- EXERCISE MATERIAL
____

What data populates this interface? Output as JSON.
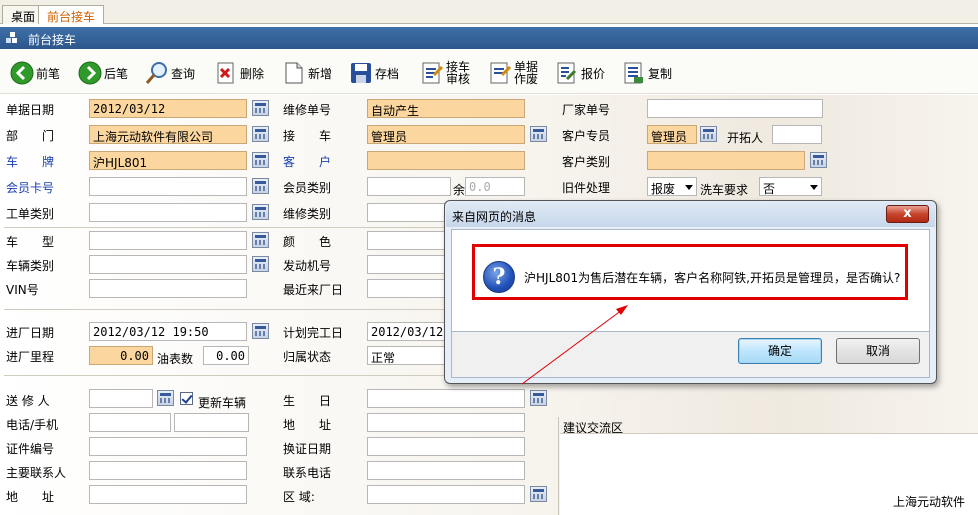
{
  "tabs": [
    {
      "label": "桌面"
    },
    {
      "label": "前台接车"
    }
  ],
  "window": {
    "title": "前台接车"
  },
  "toolbar": {
    "prev": "前笔",
    "next": "后笔",
    "query": "查询",
    "delete": "删除",
    "new": "新增",
    "save": "存档",
    "audit": "接车\n审核",
    "void": "单据\n作废",
    "quote": "报价",
    "copy": "复制"
  },
  "form": {
    "doc_date": {
      "label": "单据日期",
      "value": "2012/03/12"
    },
    "repair_no": {
      "label": "维修单号",
      "value": "自动产生"
    },
    "factory_no": {
      "label": "厂家单号",
      "value": ""
    },
    "department": {
      "label": "部　　门",
      "value": "上海元动软件有限公司"
    },
    "receiver": {
      "label": "接　　车",
      "value": "管理员"
    },
    "customer_agent": {
      "label": "客户专员",
      "value": "管理员"
    },
    "developer": {
      "label": "开拓人",
      "value": ""
    },
    "plate": {
      "label": "车　　牌",
      "value": "沪HJL801"
    },
    "customer": {
      "label": "客　　户",
      "value": ""
    },
    "customer_type": {
      "label": "客户类别",
      "value": ""
    },
    "member_card": {
      "label": "会员卡号",
      "value": ""
    },
    "member_type": {
      "label": "会员类别",
      "value": ""
    },
    "balance": {
      "label": "余",
      "value": "0.0"
    },
    "old_parts": {
      "label": "旧件处理",
      "value": "报废"
    },
    "wash": {
      "label": "洗车要求",
      "value": "否"
    },
    "work_type": {
      "label": "工单类别",
      "value": ""
    },
    "repair_type": {
      "label": "维修类别",
      "value": ""
    },
    "model": {
      "label": "车　　型",
      "value": ""
    },
    "color": {
      "label": "颜　　色",
      "value": ""
    },
    "vehicle_type": {
      "label": "车辆类别",
      "value": ""
    },
    "engine_no": {
      "label": "发动机号",
      "value": ""
    },
    "vin": {
      "label": "VIN号",
      "value": ""
    },
    "last_visit": {
      "label": "最近来厂日",
      "value": ""
    },
    "in_date": {
      "label": "进厂日期",
      "value": "2012/03/12 19:50"
    },
    "plan_done": {
      "label": "计划完工日",
      "value": "2012/03/12 2"
    },
    "mileage": {
      "label": "进厂里程",
      "value": "0.00"
    },
    "fuel": {
      "label": "油表数",
      "value": "0.00"
    },
    "status": {
      "label": "归属状态",
      "value": "正常"
    },
    "sender": {
      "label": "送 修 人",
      "value": ""
    },
    "update_vehicle": {
      "label": "更新车辆"
    },
    "birthday": {
      "label": "生　　日",
      "value": ""
    },
    "phone": {
      "label": "电话/手机",
      "value": ""
    },
    "address1": {
      "label": "地　　址",
      "value": ""
    },
    "id_no": {
      "label": "证件编号",
      "value": ""
    },
    "renew_date": {
      "label": "换证日期",
      "value": ""
    },
    "contact": {
      "label": "主要联系人",
      "value": ""
    },
    "contact_phone": {
      "label": "联系电话",
      "value": ""
    },
    "address2": {
      "label": "地　　址",
      "value": ""
    },
    "region": {
      "label": "区 域:",
      "value": ""
    },
    "suggest": {
      "label": "建议交流区"
    },
    "footer_brand": "上海元动软件"
  },
  "dialog": {
    "title": "来自网页的消息",
    "close": "x",
    "message": "沪HJL801为售后潜在车辆，客户名称阿铁,开拓员是管理员，是否确认?",
    "ok": "确定",
    "cancel": "取消"
  },
  "colors": {
    "title_bar": "#2b568c",
    "required_field": "#fbd79f",
    "label_blue": "#1a3fb0",
    "highlight_red": "#e00000"
  }
}
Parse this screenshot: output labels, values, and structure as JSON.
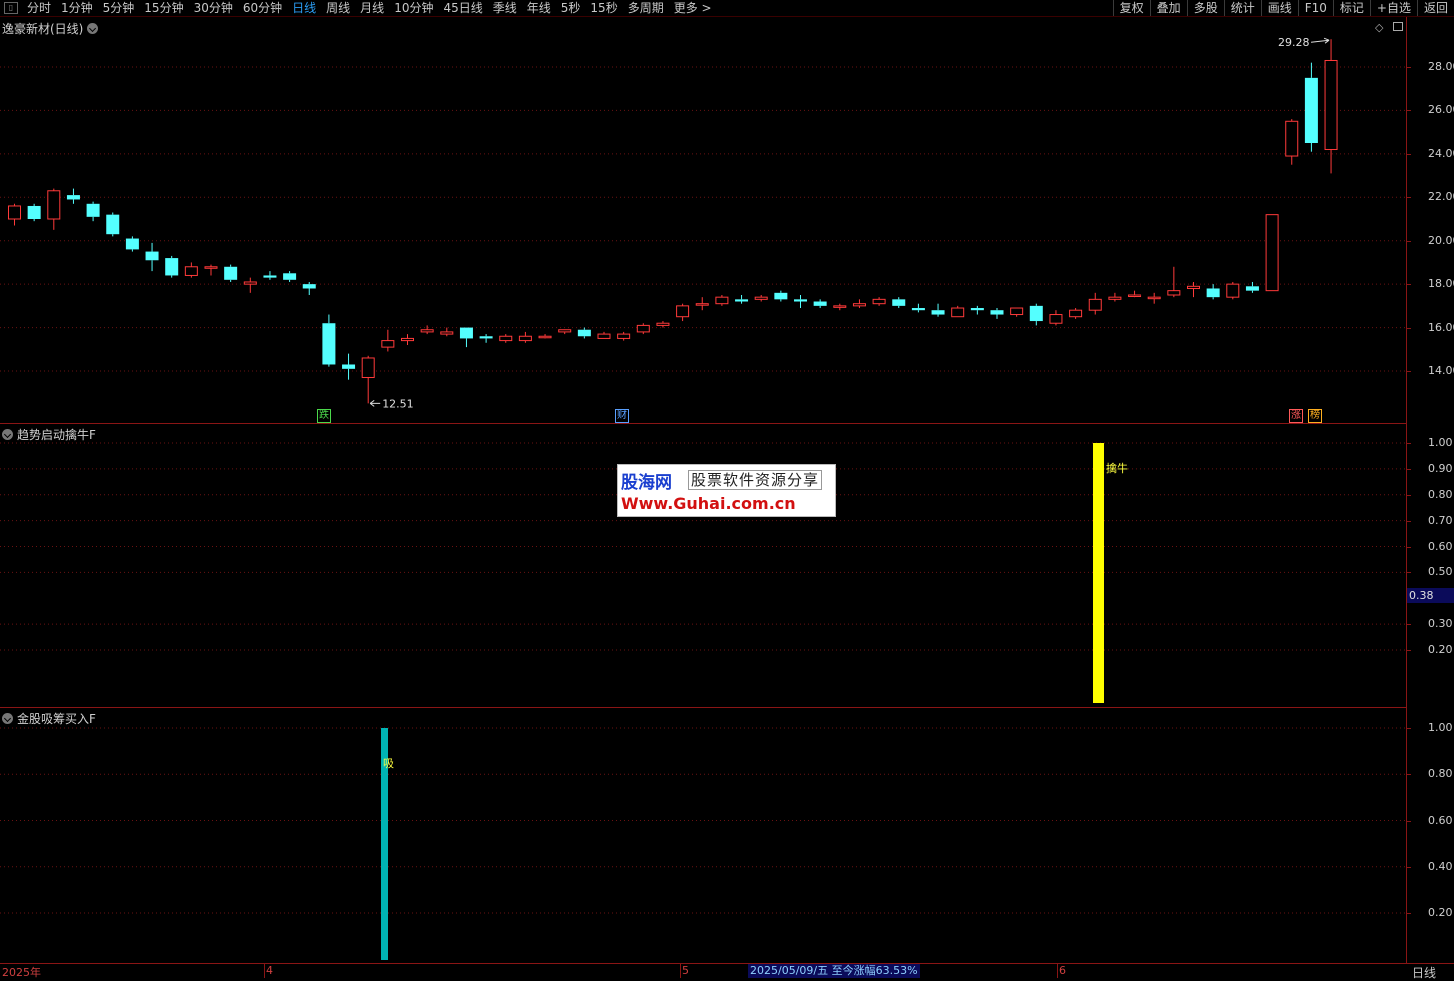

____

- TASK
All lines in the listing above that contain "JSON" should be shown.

- FINISHED EXERCISE
What data populates this interface? Output as JSON.
Parse this screenshot: output labels, values, and structure as JSON.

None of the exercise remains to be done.